For pioneering research in disturbance and landscape ecology and in modeling of land-use change with its implications for global changes, which have influenced environmental decision making on a worldwide scale.
For forefront studies of the fundamental science of actinide elements, through mendelevium, which employ novel experimental techniques, make systematic comparisons, and emphasize the role of the elements' electronic configurations.
For distinguished research on the air/surface exchange of atmospheric trace gases and particles and their interactions with the Earth's biogeochemical cycles, and for pioneering developments in atmospheric sampling methodologies with special emphasis on the global mercury cycle.
For research leading to the development of new materials and to the solution of a wide range of fundamental and applied problems in solid-state science through the application of modern methods for the synthesis and characterization of ceramics, glasses, and alloys and the growth of single crystals.
For playing a substantial and lead role in developing and establishing the structural design methodology that is vital to safe and reliable nuclear power, including the development of high-temperature design analysis methods and code rules that are used worldwide.
For fundamental studies of the microscopic structure of magnetic materials using neutron scattering methods, and for contributing to the development of neutron polarization analysis as a productive scientific technique.
For ideas and techniques which have opened new frontiers in chemical research and now play major roles in the study, understanding, and use of photoionization and photoelectron spectroscopy in studies of "hot atom" chemistry and work with multiply charged molecular ions.
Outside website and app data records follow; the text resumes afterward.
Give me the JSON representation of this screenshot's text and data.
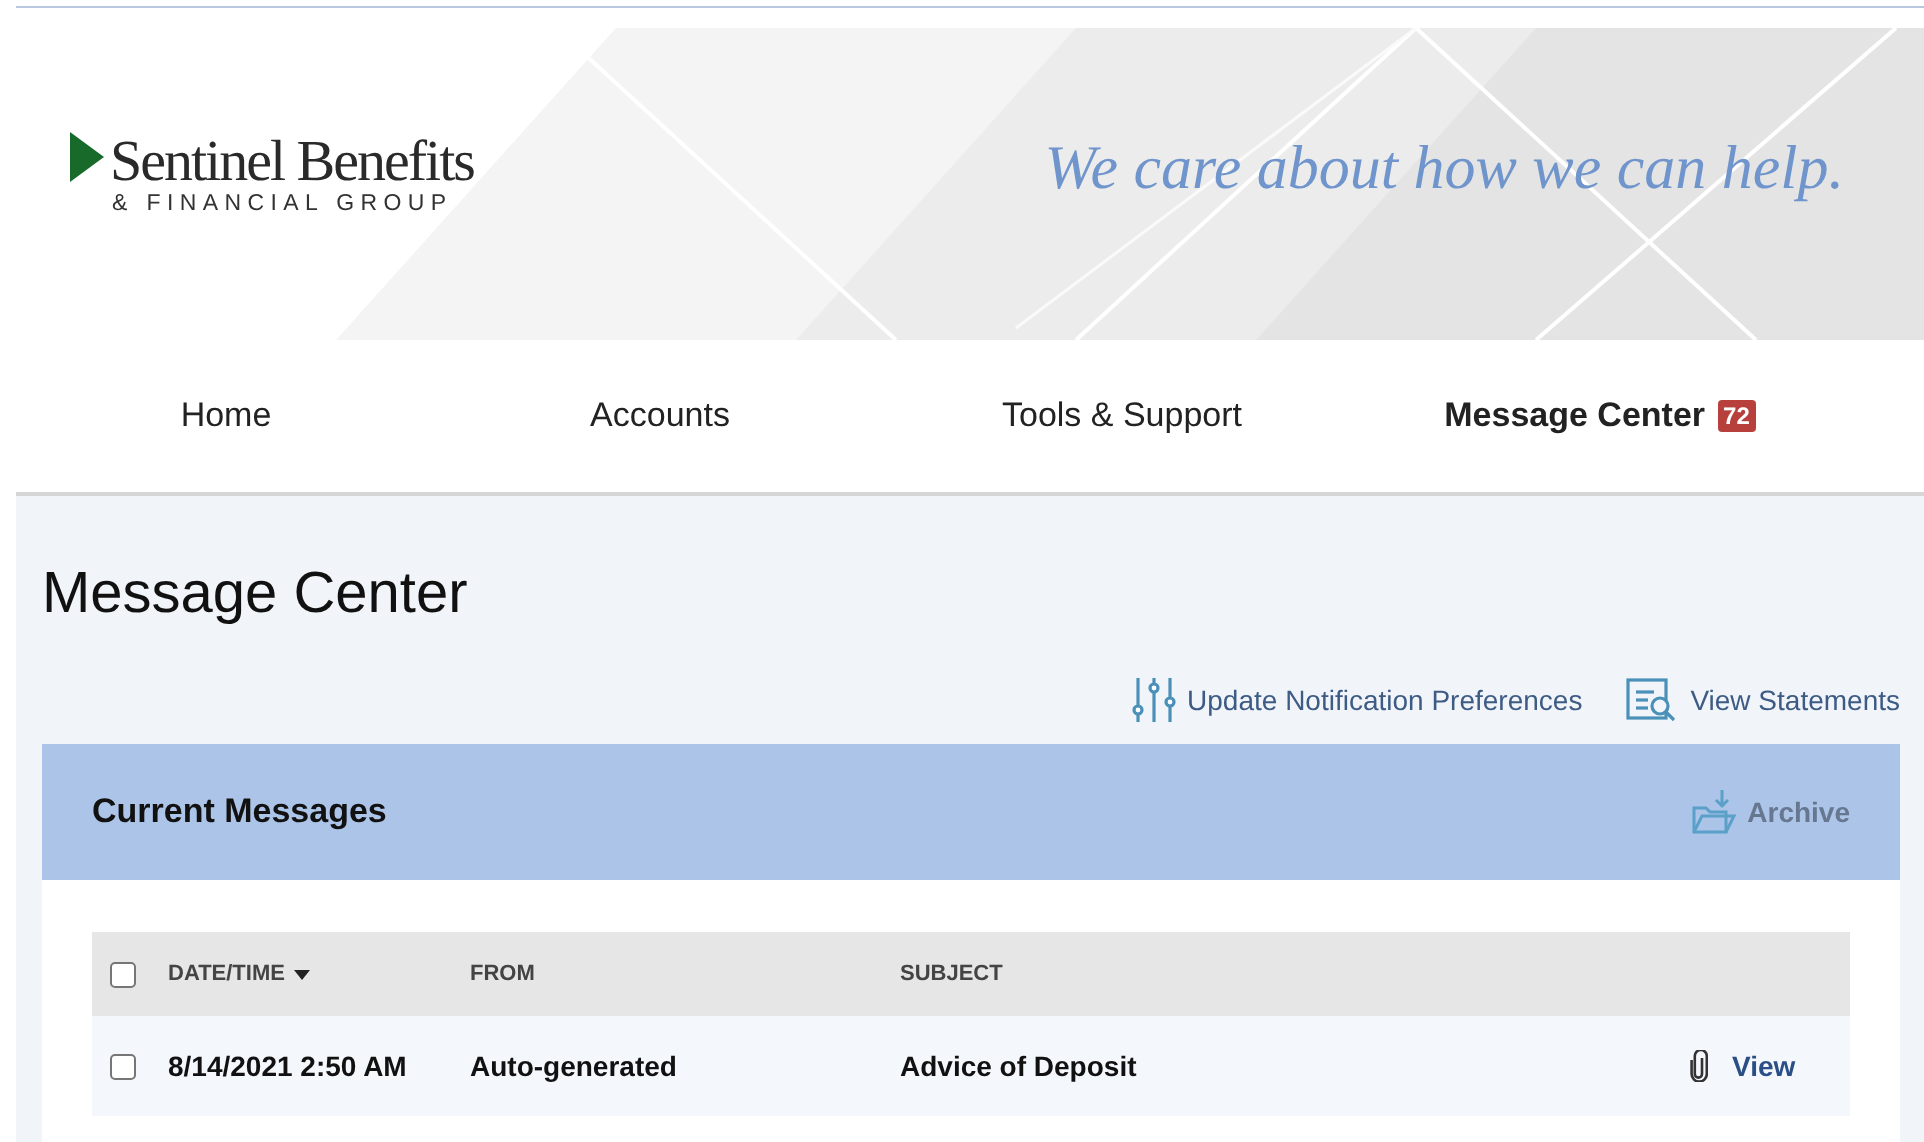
{
  "logo": {
    "name": "Sentinel Benefits",
    "subtitle": "& FINANCIAL GROUP"
  },
  "tagline": "We care about how we can help.",
  "nav": [
    {
      "label": "Home",
      "selected": false
    },
    {
      "label": "Accounts",
      "selected": false
    },
    {
      "label": "Tools & Support",
      "selected": false
    },
    {
      "label": "Message Center",
      "selected": true,
      "badge": "72"
    }
  ],
  "page_title": "Message Center",
  "actions": [
    {
      "kind": "preferences",
      "label": "Update Notification Preferences"
    },
    {
      "kind": "statements",
      "label": "View Statements"
    }
  ],
  "panel": {
    "title": "Current Messages",
    "archive": {
      "label": "Archive",
      "disabled": true
    }
  },
  "table": {
    "select_all": {
      "checked": false
    },
    "columns": [
      {
        "label": "DATE/TIME",
        "sorted": true
      },
      {
        "label": "FROM",
        "sorted": false
      },
      {
        "label": "SUBJECT",
        "sorted": false
      }
    ],
    "rows": [
      {
        "checked": false,
        "date": "8/14/2021 2:50 AM",
        "from": "Auto-generated",
        "subject": "Advice of Deposit",
        "attachment": true,
        "action": "View"
      }
    ]
  }
}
For pioneering work on energy conservation, including development of energy demand models, data bases, and analyses of energy use trends, which has contributed to federal and state energy policies and programs and to demand-side planning by electric utilities.